by Jesse (Froehlich) Savou, ARCSA A.P.
Rainwater quality is better for plants than water from any other source. Learn the four reasons why!
Imagine walking through your garden after a fresh rain. Thirsty plants doused in droplets fallen from the sky, their leaves expertly channeling moisture down stalks and into the soil—right to the root zone where it is needed most.
Greens are vibrant, and so are the color-pops of flower petals. The soil is moist and alive. This is a happy garden!
While it might not come as a surprise that there's no water plants love better than rainwater, do you know the four (4) reasons why?
Read on to learn about the water quality benefits of rainwater for garden. Listen to our podcast feature expanding on this topic and more!
Four Rainwater Quality Benefits
Why is rainwater such a preferred water source? There is more than just one reason—in fact there are four!:
1. Rainwater is 100% soft water
Free of the salts, minerals, treatment chemicals, and pharmaceuticals that are found in municipal water, groundwater, and surface water, rainwater is pure hydration. Salts and chemicals build up in your soil over time and these residues are tough on plants. This effect is exaggerated in potted plants where the accumulation is more pronounced.

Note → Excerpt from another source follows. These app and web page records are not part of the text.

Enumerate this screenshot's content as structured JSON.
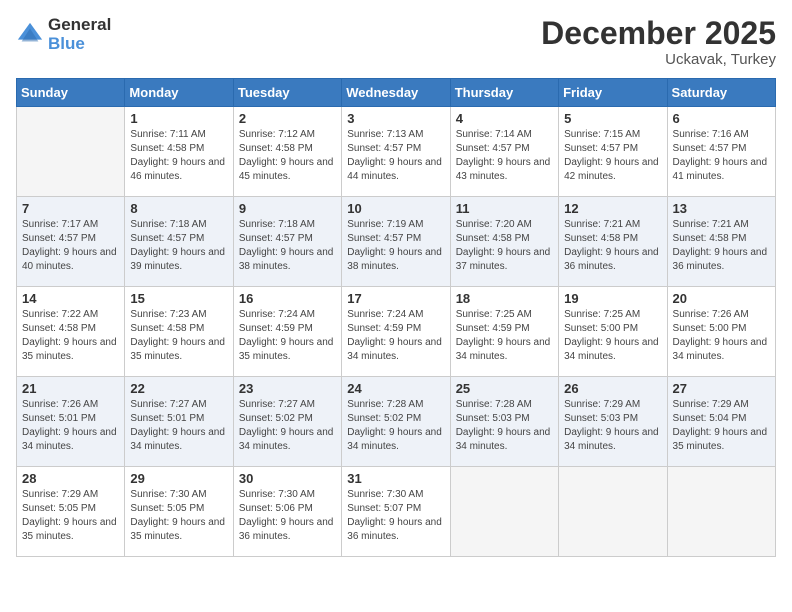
{
  "logo": {
    "general": "General",
    "blue": "Blue"
  },
  "title": {
    "month_year": "December 2025",
    "location": "Uckavak, Turkey"
  },
  "days_of_week": [
    "Sunday",
    "Monday",
    "Tuesday",
    "Wednesday",
    "Thursday",
    "Friday",
    "Saturday"
  ],
  "weeks": [
    [
      {
        "day": "",
        "sunrise": "",
        "sunset": "",
        "daylight": ""
      },
      {
        "day": "1",
        "sunrise": "Sunrise: 7:11 AM",
        "sunset": "Sunset: 4:58 PM",
        "daylight": "Daylight: 9 hours and 46 minutes."
      },
      {
        "day": "2",
        "sunrise": "Sunrise: 7:12 AM",
        "sunset": "Sunset: 4:58 PM",
        "daylight": "Daylight: 9 hours and 45 minutes."
      },
      {
        "day": "3",
        "sunrise": "Sunrise: 7:13 AM",
        "sunset": "Sunset: 4:57 PM",
        "daylight": "Daylight: 9 hours and 44 minutes."
      },
      {
        "day": "4",
        "sunrise": "Sunrise: 7:14 AM",
        "sunset": "Sunset: 4:57 PM",
        "daylight": "Daylight: 9 hours and 43 minutes."
      },
      {
        "day": "5",
        "sunrise": "Sunrise: 7:15 AM",
        "sunset": "Sunset: 4:57 PM",
        "daylight": "Daylight: 9 hours and 42 minutes."
      },
      {
        "day": "6",
        "sunrise": "Sunrise: 7:16 AM",
        "sunset": "Sunset: 4:57 PM",
        "daylight": "Daylight: 9 hours and 41 minutes."
      }
    ],
    [
      {
        "day": "7",
        "sunrise": "Sunrise: 7:17 AM",
        "sunset": "Sunset: 4:57 PM",
        "daylight": "Daylight: 9 hours and 40 minutes."
      },
      {
        "day": "8",
        "sunrise": "Sunrise: 7:18 AM",
        "sunset": "Sunset: 4:57 PM",
        "daylight": "Daylight: 9 hours and 39 minutes."
      },
      {
        "day": "9",
        "sunrise": "Sunrise: 7:18 AM",
        "sunset": "Sunset: 4:57 PM",
        "daylight": "Daylight: 9 hours and 38 minutes."
      },
      {
        "day": "10",
        "sunrise": "Sunrise: 7:19 AM",
        "sunset": "Sunset: 4:57 PM",
        "daylight": "Daylight: 9 hours and 38 minutes."
      },
      {
        "day": "11",
        "sunrise": "Sunrise: 7:20 AM",
        "sunset": "Sunset: 4:58 PM",
        "daylight": "Daylight: 9 hours and 37 minutes."
      },
      {
        "day": "12",
        "sunrise": "Sunrise: 7:21 AM",
        "sunset": "Sunset: 4:58 PM",
        "daylight": "Daylight: 9 hours and 36 minutes."
      },
      {
        "day": "13",
        "sunrise": "Sunrise: 7:21 AM",
        "sunset": "Sunset: 4:58 PM",
        "daylight": "Daylight: 9 hours and 36 minutes."
      }
    ],
    [
      {
        "day": "14",
        "sunrise": "Sunrise: 7:22 AM",
        "sunset": "Sunset: 4:58 PM",
        "daylight": "Daylight: 9 hours and 35 minutes."
      },
      {
        "day": "15",
        "sunrise": "Sunrise: 7:23 AM",
        "sunset": "Sunset: 4:58 PM",
        "daylight": "Daylight: 9 hours and 35 minutes."
      },
      {
        "day": "16",
        "sunrise": "Sunrise: 7:24 AM",
        "sunset": "Sunset: 4:59 PM",
        "daylight": "Daylight: 9 hours and 35 minutes."
      },
      {
        "day": "17",
        "sunrise": "Sunrise: 7:24 AM",
        "sunset": "Sunset: 4:59 PM",
        "daylight": "Daylight: 9 hours and 34 minutes."
      },
      {
        "day": "18",
        "sunrise": "Sunrise: 7:25 AM",
        "sunset": "Sunset: 4:59 PM",
        "daylight": "Daylight: 9 hours and 34 minutes."
      },
      {
        "day": "19",
        "sunrise": "Sunrise: 7:25 AM",
        "sunset": "Sunset: 5:00 PM",
        "daylight": "Daylight: 9 hours and 34 minutes."
      },
      {
        "day": "20",
        "sunrise": "Sunrise: 7:26 AM",
        "sunset": "Sunset: 5:00 PM",
        "daylight": "Daylight: 9 hours and 34 minutes."
      }
    ],
    [
      {
        "day": "21",
        "sunrise": "Sunrise: 7:26 AM",
        "sunset": "Sunset: 5:01 PM",
        "daylight": "Daylight: 9 hours and 34 minutes."
      },
      {
        "day": "22",
        "sunrise": "Sunrise: 7:27 AM",
        "sunset": "Sunset: 5:01 PM",
        "daylight": "Daylight: 9 hours and 34 minutes."
      },
      {
        "day": "23",
        "sunrise": "Sunrise: 7:27 AM",
        "sunset": "Sunset: 5:02 PM",
        "daylight": "Daylight: 9 hours and 34 minutes."
      },
      {
        "day": "24",
        "sunrise": "Sunrise: 7:28 AM",
        "sunset": "Sunset: 5:02 PM",
        "daylight": "Daylight: 9 hours and 34 minutes."
      },
      {
        "day": "25",
        "sunrise": "Sunrise: 7:28 AM",
        "sunset": "Sunset: 5:03 PM",
        "daylight": "Daylight: 9 hours and 34 minutes."
      },
      {
        "day": "26",
        "sunrise": "Sunrise: 7:29 AM",
        "sunset": "Sunset: 5:03 PM",
        "daylight": "Daylight: 9 hours and 34 minutes."
      },
      {
        "day": "27",
        "sunrise": "Sunrise: 7:29 AM",
        "sunset": "Sunset: 5:04 PM",
        "daylight": "Daylight: 9 hours and 35 minutes."
      }
    ],
    [
      {
        "day": "28",
        "sunrise": "Sunrise: 7:29 AM",
        "sunset": "Sunset: 5:05 PM",
        "daylight": "Daylight: 9 hours and 35 minutes."
      },
      {
        "day": "29",
        "sunrise": "Sunrise: 7:30 AM",
        "sunset": "Sunset: 5:05 PM",
        "daylight": "Daylight: 9 hours and 35 minutes."
      },
      {
        "day": "30",
        "sunrise": "Sunrise: 7:30 AM",
        "sunset": "Sunset: 5:06 PM",
        "daylight": "Daylight: 9 hours and 36 minutes."
      },
      {
        "day": "31",
        "sunrise": "Sunrise: 7:30 AM",
        "sunset": "Sunset: 5:07 PM",
        "daylight": "Daylight: 9 hours and 36 minutes."
      },
      {
        "day": "",
        "sunrise": "",
        "sunset": "",
        "daylight": ""
      },
      {
        "day": "",
        "sunrise": "",
        "sunset": "",
        "daylight": ""
      },
      {
        "day": "",
        "sunrise": "",
        "sunset": "",
        "daylight": ""
      }
    ]
  ],
  "row_colors": [
    "#ffffff",
    "#eef2f8",
    "#ffffff",
    "#eef2f8",
    "#ffffff"
  ]
}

2. Rainwater is slightly acidic—naturally!
Green gardeners know that most organically grown plants prefer soil pH levels between 5.5 and 6.5. This is on the acidic side of the neutral pH 7, and by nature's design, it is the exact pH range for rainwater. City water, on the other hand, is treated to be alkaline to protect metal pipes from corroding, and can have a pH level upwards of 8.5. Greywater (once-used household water from a laundry machine, shower, or bathroom sink) will start with the same pH as your tap water, but can have a pH as high as 10.5 once it gets to the garden depending on the types of soaps and detergents that are in it. Irrigate with rainwater to flush out your soil and help keep your soil pH in perfect balance ongoingly!

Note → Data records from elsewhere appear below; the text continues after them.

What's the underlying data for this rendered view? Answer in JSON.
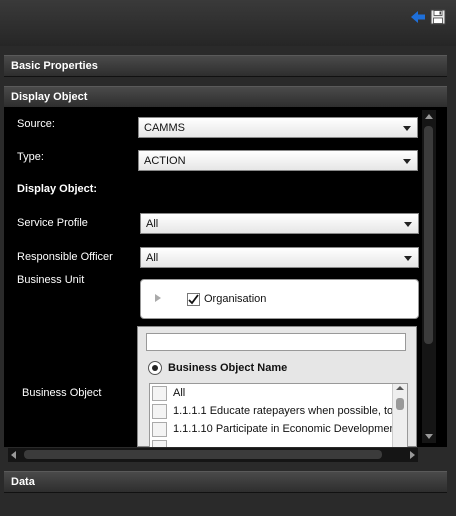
{
  "sections": {
    "basic_properties": "Basic Properties",
    "display_object": "Display Object",
    "data": "Data"
  },
  "form": {
    "source_label": "Source:",
    "source_value": "CAMMS",
    "type_label": "Type:",
    "type_value": "ACTION",
    "display_object_label": "Display Object:",
    "service_profile_label": "Service Profile",
    "service_profile_value": "All",
    "responsible_officer_label": "Responsible Officer",
    "responsible_officer_value": "All",
    "business_unit_label": "Business Unit",
    "business_unit_tree": {
      "label": "Organisation",
      "checked": true
    },
    "business_object_label": "Business Object",
    "business_object_search": "",
    "business_object_radio": "Business Object Name",
    "business_object_items": [
      "All",
      "1.1.1.1 Educate ratepayers when possible, to",
      "1.1.1.10 Participate in Economic Development"
    ]
  },
  "icons": {
    "back": "back-arrow-icon",
    "save": "save-icon"
  },
  "colors": {
    "accent_arrow": "#1e6fd9",
    "panel_bg": "#000000",
    "header_bg": "#3a3a3a"
  }
}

3. Stored rainwater contains some organic matter
If collected from your rooftop, rainwater contains traces of organic material. While the water is very clean and should run clear, it has been exposed to anything on your roof. We're not talking about chunks (these get pre-filtered out on their way into properly-designed rain barrels)—we're just talking about contact exposure to leaf litter, pollen, bird droppings and the like (which perhaps not surprisingly are great for your plants). A rain barrel hosts a beneficial biology to keep the water alive—literally. It's like a light application of fertilizer every time you water!
4. Rain contains nitrates—an important macro-nutrient
Rainwater contains nitrates, the most bio-available form of nitrogen. Nitrogen is one of the three key macro-nutrients that plants need to thrive, necessary for the development of lush foliage. That said, many forms of nitrogen are not actually absorbable by plants. Nitrates, which are made up of nitrogen and oxygen, are formulated by nature for maximum uptake by your plants. Plants typically absorb most of their nitrates from the soil. And where do those nitrates come from? Rain!
On a personal note, before I discovered rainwater, I doubted I would ever be able to keep a house plant alive. I had somewhat better luck outdoors in the garden, but little did I know that the potted plants were really suffering from the salt, chemical, and mineral buildup of tap water. Then I learned about watering with rainwater. Rainwater straight from my rain barrels into a watering can is what I use for my potted plants and nursery starts. A gravity fed drip line allows me to apply rainwater directly to my in-ground garden with no effort at all. And what a difference it makes. Suddenly I have a green thumb... but (shhh, don't tell.... rather, tell EVERYBODY!) : the secret is the water.